Kelvin Smith Library
Methods and treatises on the technique and style of performance are one of our chief sources of information for historically informed performance. This is an extensive literature, and only the most important treatises tend to be reprinted and translated. Yet, an odd comment in a less-well-known work can open an intellectual door. Information in this guide should help you find the material you’ll need for success in Dr. Brittan’s course.
The New Grove Dictionary (print or online) provides lists of major methods, which are found in the bibliographies in articles on instruments. Many of these methods are in use to the present day, and you’ve probably studied from them. Here a word of caution is necessary. Many of these methods (especially wind methods) have been revised by famous performers and teachers to reflect instrument improvements or newer styles. If you can use the original edition, either alone or in comparison with modern ones, that would be best. If you must use a translation (as most of us must), try to find one either contemporaneous with the original, or by a modern historical-instruments performer who has had practical experience in employing the concepts. Also, be open to learning from methods from related instruments. For example, flutists may benefit from looking at methods for the csakan (a recorder-like end-blown flute), and vice-versa.
To browse our holdings, or those of other libraries, you’ll need to use subject searches in the catalog.
Your main headings will be:
[instrument] Instruction and study
Unfortunately, these headings do not divide by time period, except for “Early works to 1800”. To limit by year of publication brings up the publication dates of the copies owned by the library, not the original publications. Thus, a search for “Piano - Instruction and study” brings up 174 items, but a sort by publication years 1790-1850 only brings up one item, an American treatise from 1819, on a microfilm at KSL. So you’ll need to skim over the records, or experiment with keywords.
You will also want to try:
[instrument] music [xxth] century Interpretation
[instrument] music Interpretation
Some of these will point you more toward secondary sources. However, those sources will point you toward primary sources, which can be searched for using by author-title search.
You may want to repeat this search in the OhioLink catalog, as many works have been collected by Oberlin and Ohio State, among others. Try WorldCat as well.
Online copies of treatises and methods can be found in IMSLP, HathiTrust, and Google Books. Each resource is described below.
The International Music Score Library Project (IMSLP) is good for methods as well as scores.
To locate methods in IMSLP:
Use “[Instrument] methods” in the Google search window.
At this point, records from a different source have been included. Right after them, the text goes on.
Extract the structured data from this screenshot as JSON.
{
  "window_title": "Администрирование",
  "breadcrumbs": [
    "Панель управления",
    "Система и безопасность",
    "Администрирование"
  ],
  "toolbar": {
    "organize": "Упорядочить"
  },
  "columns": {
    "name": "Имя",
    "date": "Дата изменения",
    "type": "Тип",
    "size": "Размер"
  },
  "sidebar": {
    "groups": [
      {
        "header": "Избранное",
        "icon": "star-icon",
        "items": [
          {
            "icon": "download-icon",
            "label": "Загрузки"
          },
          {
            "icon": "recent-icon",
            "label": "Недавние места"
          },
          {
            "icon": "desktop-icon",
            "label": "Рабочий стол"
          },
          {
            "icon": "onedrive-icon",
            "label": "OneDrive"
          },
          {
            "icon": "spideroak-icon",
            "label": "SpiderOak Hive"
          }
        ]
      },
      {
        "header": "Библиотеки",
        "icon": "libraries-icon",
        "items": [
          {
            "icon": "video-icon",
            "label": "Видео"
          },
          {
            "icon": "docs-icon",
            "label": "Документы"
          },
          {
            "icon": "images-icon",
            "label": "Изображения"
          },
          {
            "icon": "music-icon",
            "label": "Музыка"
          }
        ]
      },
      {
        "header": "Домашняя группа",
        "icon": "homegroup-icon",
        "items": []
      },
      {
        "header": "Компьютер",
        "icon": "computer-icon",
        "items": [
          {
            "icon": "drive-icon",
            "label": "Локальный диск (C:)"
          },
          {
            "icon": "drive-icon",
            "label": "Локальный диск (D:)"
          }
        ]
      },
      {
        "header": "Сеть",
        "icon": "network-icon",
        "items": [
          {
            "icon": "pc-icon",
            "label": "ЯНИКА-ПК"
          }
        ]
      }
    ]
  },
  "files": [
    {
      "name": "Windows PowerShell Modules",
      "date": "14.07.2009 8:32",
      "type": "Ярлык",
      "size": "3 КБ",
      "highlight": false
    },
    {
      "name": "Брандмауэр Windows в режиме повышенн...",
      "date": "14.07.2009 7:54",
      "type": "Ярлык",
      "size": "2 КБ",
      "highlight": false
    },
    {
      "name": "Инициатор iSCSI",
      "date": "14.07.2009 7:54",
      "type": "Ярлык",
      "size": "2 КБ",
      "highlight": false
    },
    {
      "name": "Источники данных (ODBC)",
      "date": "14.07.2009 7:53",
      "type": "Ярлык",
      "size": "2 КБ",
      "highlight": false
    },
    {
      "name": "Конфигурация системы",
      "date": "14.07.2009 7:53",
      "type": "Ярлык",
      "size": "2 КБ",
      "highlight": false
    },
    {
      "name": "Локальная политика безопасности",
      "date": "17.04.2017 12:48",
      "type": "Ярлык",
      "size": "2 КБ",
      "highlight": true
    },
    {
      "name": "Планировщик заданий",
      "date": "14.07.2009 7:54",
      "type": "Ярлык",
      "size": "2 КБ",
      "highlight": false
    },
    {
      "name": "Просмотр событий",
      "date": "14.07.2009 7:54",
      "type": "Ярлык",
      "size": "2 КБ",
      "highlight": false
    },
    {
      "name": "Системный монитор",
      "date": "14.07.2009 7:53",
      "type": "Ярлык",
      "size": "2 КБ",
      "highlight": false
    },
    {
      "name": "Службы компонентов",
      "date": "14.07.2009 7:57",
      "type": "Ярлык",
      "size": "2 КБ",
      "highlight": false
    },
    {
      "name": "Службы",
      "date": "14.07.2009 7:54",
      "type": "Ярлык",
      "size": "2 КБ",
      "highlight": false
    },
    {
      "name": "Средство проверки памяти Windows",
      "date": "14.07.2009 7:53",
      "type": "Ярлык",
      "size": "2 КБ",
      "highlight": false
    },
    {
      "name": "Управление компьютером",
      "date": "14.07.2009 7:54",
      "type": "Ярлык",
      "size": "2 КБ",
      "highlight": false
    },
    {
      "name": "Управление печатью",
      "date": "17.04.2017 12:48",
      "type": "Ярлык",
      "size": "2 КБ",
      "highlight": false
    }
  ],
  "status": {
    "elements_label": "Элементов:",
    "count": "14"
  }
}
On the initial page, look for the pull-down menu at the top. Go to “Scores”, pull down to “Instrumentation/genre”, click “Work types”, then find “Methods” and use the category walker. This is not as intuitive as the Google search window, but if you use IMSLP at all, you should become fluent with it.